So it is a matter of sitting down and measuring the time-table to print the new money in the quantities actually needed, assess the damage to economic activity because these new money will become available only gradually (while again, taking into account the ability to transact electronically/paperless-ly), and compare this damage to the damage done by outright destructing euro bank notes/foreign currency reserves, by punching holes in them, and count them as drachmas.

Once more, everything boils down to a cost-benefit analysis. And no - I will not venture any "impression" as to which cost is bigger.


1) I think it is not legal. Coins are produced by single countries; in theory Greece could destroy her own coins, but in Greece you may find not only Greek coins, but also coins from other EU countries, what do you do with this coins?

2) Paper bills are produced by the BCE, which --if I am not wrong-- has the property of these bills. This is the same in most of the countries: central banks have the property of the bills. (this is linked to the previous point, do central banks from single countries have the property of the coins they produce? if yes, can you destroy these coins?)

3) There could be retaliations of some kind. It is an act that would acquire potent meanings, that go beyond the simple material act of destroying coins and bills; Greece would destroy a symbol of the EU, which only a few years ago got the Nobel prize for peace. Sure, the "Euros destruction" would be charged with political negative meanings (e.g., Greeks reckless people enemies of the peace).

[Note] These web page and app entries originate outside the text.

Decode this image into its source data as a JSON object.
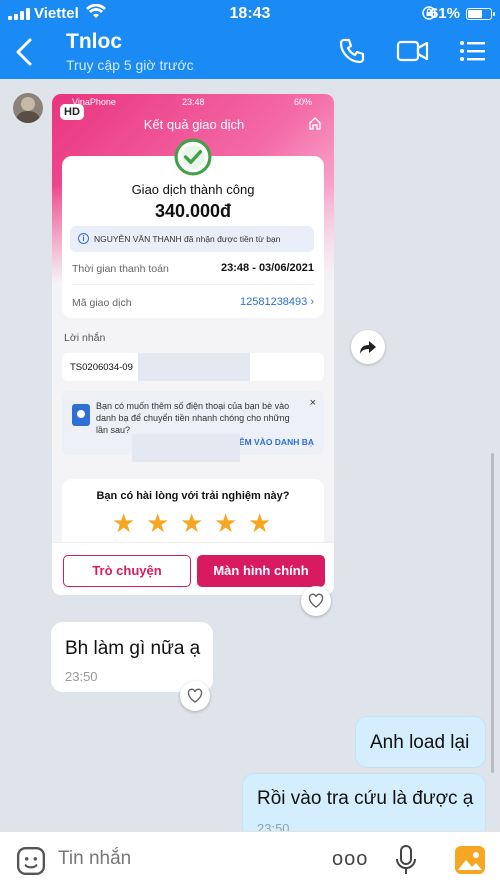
{
  "status_bar": {
    "carrier": "Viettel",
    "time": "18:43",
    "battery": "61%"
  },
  "header": {
    "contact_name": "Tnloc",
    "last_seen": "Truy cập 5 giờ trước"
  },
  "colors": {
    "header_blue": "#1a8bf4",
    "brand_pink": "#d81b60",
    "outgoing_bubble": "#d5eefd",
    "star": "#f6a623"
  },
  "shared_image": {
    "hd_badge": "HD",
    "inner_status": {
      "carrier": "VinaPhone",
      "time": "23:48",
      "battery": "60%"
    },
    "page_title": "Kết quả giao dịch",
    "result_status": "Giao dịch thành công",
    "amount": "340.000đ",
    "notice": "NGUYỄN VĂN THANH đã nhận được tiền từ bạn",
    "rows": [
      {
        "label": "Thời gian thanh toán",
        "value": "23:48 - 03/06/2021"
      },
      {
        "label": "Mã giao dịch",
        "value": "12581238493 ›"
      }
    ],
    "message_label": "Lời nhắn",
    "message_value": "TS0206034-09",
    "promo_text": "Bạn có muốn thêm số điện thoại của bạn bè vào danh bạ để chuyển tiền nhanh chóng cho những lần sau?",
    "promo_close": "×",
    "promo_link": "ÊM VÀO DANH BẠ",
    "rating_question": "Bạn có hài lòng với trải nghiệm này?",
    "rating_stars": 5,
    "buttons": {
      "chat": "Trò chuyện",
      "home": "Màn hình chính"
    }
  },
  "messages": [
    {
      "direction": "in",
      "text": "Bh làm gì nữa ạ",
      "time": "23:50"
    },
    {
      "direction": "out",
      "text": "Anh load lại"
    },
    {
      "direction": "out",
      "text": "Rồi vào tra cứu là được ạ",
      "time": "23:50"
    }
  ],
  "composer": {
    "placeholder": "Tin nhắn",
    "more": "ooo"
  }
}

In conclusion, this solution is out of the realm of the possible things to do for Greece.

What I think that they advocate is not actually destruction of the euros, but their conversion. People would have to go to banks and convert the euros into drachmas. So, they would not destroy their own cash, but only convert into a new currency, like they did when they converted drachmas into euros some years ago.

But I see that ultimately the question would be similar to your original one. What could single banks do with the collected euros? Can they destroy it or put it back into the foreign market or use it as a currency reserve for trades with countries that still use the euros.

  • $\begingroup$ Replacing the euro bills means collecting them (somehow). But after the government has collected that €80bn, why destroy them by making holes in them? Couldn't gov instead use them to pay off the debt (only €50bn until 2020 I read), or as currency reserve to support their new drachma? Why destroy the bills? Are those suggesting it in the press somehow ill, or is their theory faulty? (One of them is maybe the most prominent Swedish economist, among other honors a member of the committee of ten which chooses the so called Nobel prize winner in economics, and author about European debt crises.) $\endgroup$ – LocalFluff Jul 2 '15 at 17:42
  • 1
    $\begingroup$ @Luca while looking for info on property rights of euro bills I have found that paper bills also have a country of origin. This does not invalidate your argument, I just found it interesting. blogs.thisismoney.co.uk/2012/05/… $\endgroup$ – Giskard Jul 2 '15 at 18:49

Your Answer

By clicking “Post Your Answer”, you agree to our terms of service, privacy policy and cookie policy

Not the answer you're looking for? Browse other questions tagged or ask your own question.